The Mexican Consulate in Tucson and the Juan Bosco migrant shelter in Nogales, Sonora, have seen an increase in serious injuries along the fence, reported Fernanda Echavarri (Arizona Public Media) and Perla Trevizo (Arizona Daily Star). Their stories cite Ricardo Pineda, the Mexican Consul in Tucson, that there had been 37 cases of injured Mexican migrants in 2015 (in 2014 his office reported 56 cases). This number includes all injuries, not just falling from the fence, but the consul said that in 2015 they had more migrants in need of medical attention from falling off the border fence than from crossing the desert. By the beginning of July, 200 injured people were dropped off at the shelter across the line in Nogales; in June alone there were more than 30. Most of them are women with fractures to their feet, ankles or legs. AZPM article quotes the shelter's director, Gilda Felix: “They think it’s easier than walking for days in the desert but it’s not. [...] It’s the same crossing through the wall or through the desert, both difficult and dangerous.”

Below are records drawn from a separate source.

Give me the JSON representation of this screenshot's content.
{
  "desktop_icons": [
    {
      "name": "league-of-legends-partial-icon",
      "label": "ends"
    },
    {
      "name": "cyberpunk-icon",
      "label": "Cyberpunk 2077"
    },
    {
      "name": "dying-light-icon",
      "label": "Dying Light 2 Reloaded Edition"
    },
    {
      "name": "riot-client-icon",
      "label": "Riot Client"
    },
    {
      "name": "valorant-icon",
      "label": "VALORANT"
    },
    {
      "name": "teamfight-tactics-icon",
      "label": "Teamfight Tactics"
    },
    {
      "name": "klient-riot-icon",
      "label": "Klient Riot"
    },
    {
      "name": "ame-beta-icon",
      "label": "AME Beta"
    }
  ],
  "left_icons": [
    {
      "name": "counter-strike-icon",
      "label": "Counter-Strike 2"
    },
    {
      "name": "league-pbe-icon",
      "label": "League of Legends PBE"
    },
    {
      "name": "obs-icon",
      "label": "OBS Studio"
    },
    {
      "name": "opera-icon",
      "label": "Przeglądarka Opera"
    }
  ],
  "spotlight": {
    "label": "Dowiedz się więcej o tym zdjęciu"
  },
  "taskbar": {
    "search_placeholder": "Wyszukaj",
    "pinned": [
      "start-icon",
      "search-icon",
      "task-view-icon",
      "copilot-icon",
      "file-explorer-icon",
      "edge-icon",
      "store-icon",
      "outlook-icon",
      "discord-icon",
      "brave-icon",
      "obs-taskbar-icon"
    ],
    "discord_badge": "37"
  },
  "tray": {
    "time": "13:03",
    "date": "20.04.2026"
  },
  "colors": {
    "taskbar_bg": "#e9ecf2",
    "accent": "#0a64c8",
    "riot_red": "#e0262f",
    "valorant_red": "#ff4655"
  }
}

Emergency responders in the Nogales Fire Department (NFD) say that they often receive calls to the fence. Even after in 2011 the new fence replaced its earlier version (with promises to make it more difficult to climb over and thus acting as a deterrent), people keep trying to get across and continue to be injured; only the mechanism of injury changed: though the earlier barrier, made of landing mats left over from the Vietnam War, had sharp edges and often caused finger amputations, falling from the present bollard-style fence, which stands over 20 feet above the ground, people fracture their ankles, tib-fibs or femurs, as well as injure their spine. Though I do not yet have statistics to estimate how frequently the fire department is dispatched to the border, on the first two days I observed the work of NFD by accompanying them on calls in May we went twice to help injured crossers. The first one was a 30-year-old woman who fell off the fence west of Mariposa Port of Entry; she had bilateral ankle fractures. The second, merely three days later, was another 30-year-old female whom we found down in the ravine by the corrals, where she had crawled after she fell off the wall; she had a laceration on her forehead and complained of back pain. Both women were flown by helicopter to the Level 1 Trauma Center in Tucson.